Thursday, Rice said the memo was prepared in response to questions Bush had about whether al-Qaeda might attack in the USA, as opposed to attacking American interests abroad, as had been the pattern.

She said the PDB contained "historical information based on old reporting" about al-Qaeda. "It did not ... warn of any coming attacks inside the United States," she said.

Later in the hearing, commissioner and former Democratic senator Bob Kerrey cited some of the language in the PDB. "This is what the Aug. 6 memo said to the president: that the FBI indicates patterns of suspicious activity in the United States consistent with preparations for hijacking."

Rice said those reports were "checked out" and the Federal Aviation Administration warned airlines. An earlier congressional inquiry into the attacks reported that the PDB warned of recent intelligence that al-Qaeda planned to carry out attacks with explosives. But Rice continued to maintain that the information in the Aug. 6 PDB was historical.

Several commission members have been allowed to view copies of some of the memos. At a hearing last month, commissioner Jamie Gorelick said the threats reported during the summer of 2001 would "set your hair on fire."

© Copyright 2004 USA TODAY, a division of Gannett Co. Inc.

Commentary:
On July 26th of 2001 Ashcroft was told commercial planes were too dangerous for him to fly on. Eleven days later Bush was told bin Laden was going to attack the US and according to Bob Kerrey (last paragraph in the above article) the August 6th 2001 PDB indicated they were preparing to hijack commercial airplanes.
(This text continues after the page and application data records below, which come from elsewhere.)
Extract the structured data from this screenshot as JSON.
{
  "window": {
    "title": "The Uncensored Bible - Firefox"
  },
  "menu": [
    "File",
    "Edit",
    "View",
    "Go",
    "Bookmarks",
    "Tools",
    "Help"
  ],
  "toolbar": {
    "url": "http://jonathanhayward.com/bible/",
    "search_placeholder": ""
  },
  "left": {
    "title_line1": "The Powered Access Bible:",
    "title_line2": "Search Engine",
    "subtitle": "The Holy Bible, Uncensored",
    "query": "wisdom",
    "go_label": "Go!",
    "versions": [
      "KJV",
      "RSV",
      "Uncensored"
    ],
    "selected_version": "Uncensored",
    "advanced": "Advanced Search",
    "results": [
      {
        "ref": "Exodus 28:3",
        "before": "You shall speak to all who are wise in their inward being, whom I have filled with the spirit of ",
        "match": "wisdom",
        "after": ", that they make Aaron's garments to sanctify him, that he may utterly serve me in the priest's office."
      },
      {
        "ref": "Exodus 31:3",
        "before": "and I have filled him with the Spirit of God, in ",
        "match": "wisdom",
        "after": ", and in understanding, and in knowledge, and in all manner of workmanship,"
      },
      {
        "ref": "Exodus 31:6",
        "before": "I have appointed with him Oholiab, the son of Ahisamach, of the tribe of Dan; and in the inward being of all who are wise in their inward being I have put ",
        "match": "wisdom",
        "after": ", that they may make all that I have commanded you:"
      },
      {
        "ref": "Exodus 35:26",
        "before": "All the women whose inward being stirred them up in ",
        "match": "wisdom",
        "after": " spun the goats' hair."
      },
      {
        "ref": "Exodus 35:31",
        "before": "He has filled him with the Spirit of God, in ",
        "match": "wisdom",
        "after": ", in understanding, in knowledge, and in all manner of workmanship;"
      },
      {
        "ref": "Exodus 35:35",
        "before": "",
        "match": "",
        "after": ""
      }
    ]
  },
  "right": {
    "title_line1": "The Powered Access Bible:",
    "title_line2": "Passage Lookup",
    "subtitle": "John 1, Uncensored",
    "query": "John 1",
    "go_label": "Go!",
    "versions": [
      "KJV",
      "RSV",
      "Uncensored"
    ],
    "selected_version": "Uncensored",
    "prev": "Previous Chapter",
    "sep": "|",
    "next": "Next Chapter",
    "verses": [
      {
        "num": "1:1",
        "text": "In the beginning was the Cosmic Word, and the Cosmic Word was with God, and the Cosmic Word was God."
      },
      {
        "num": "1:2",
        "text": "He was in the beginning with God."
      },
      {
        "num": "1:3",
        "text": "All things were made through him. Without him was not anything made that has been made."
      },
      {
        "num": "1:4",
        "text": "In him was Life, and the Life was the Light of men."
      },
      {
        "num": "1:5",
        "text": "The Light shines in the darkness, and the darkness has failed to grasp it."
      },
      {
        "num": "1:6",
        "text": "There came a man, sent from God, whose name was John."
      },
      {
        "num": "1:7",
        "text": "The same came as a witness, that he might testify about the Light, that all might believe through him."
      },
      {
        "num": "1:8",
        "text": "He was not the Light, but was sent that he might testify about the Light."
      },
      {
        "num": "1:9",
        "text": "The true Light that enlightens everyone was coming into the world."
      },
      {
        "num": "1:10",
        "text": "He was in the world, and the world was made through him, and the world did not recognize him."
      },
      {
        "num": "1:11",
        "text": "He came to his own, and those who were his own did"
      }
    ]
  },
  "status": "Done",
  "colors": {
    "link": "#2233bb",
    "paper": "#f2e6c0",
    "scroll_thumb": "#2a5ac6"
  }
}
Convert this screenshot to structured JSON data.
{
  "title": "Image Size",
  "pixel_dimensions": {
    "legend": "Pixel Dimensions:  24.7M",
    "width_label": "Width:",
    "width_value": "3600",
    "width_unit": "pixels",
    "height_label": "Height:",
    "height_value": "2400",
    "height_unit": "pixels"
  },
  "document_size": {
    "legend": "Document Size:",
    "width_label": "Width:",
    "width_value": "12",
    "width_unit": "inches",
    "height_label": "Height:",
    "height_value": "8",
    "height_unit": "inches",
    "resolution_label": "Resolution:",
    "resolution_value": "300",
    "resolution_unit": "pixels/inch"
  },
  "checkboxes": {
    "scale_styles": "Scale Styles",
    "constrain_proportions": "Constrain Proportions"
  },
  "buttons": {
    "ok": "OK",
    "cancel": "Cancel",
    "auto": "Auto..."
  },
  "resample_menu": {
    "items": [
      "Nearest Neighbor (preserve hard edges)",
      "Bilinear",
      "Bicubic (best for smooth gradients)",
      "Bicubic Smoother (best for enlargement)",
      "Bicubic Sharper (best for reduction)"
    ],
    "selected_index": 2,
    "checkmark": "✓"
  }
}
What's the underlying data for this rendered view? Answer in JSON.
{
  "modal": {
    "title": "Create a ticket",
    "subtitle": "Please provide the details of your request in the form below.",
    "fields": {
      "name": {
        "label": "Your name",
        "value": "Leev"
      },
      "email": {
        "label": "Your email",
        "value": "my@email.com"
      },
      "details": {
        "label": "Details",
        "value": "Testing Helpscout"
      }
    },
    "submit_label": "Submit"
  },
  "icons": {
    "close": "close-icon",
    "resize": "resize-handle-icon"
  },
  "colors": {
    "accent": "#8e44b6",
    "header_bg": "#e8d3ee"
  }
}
Why weren't we informed about the hijacking plans and why weren't we told why commercial planes weren't safe for Ashcroft long before 9/11?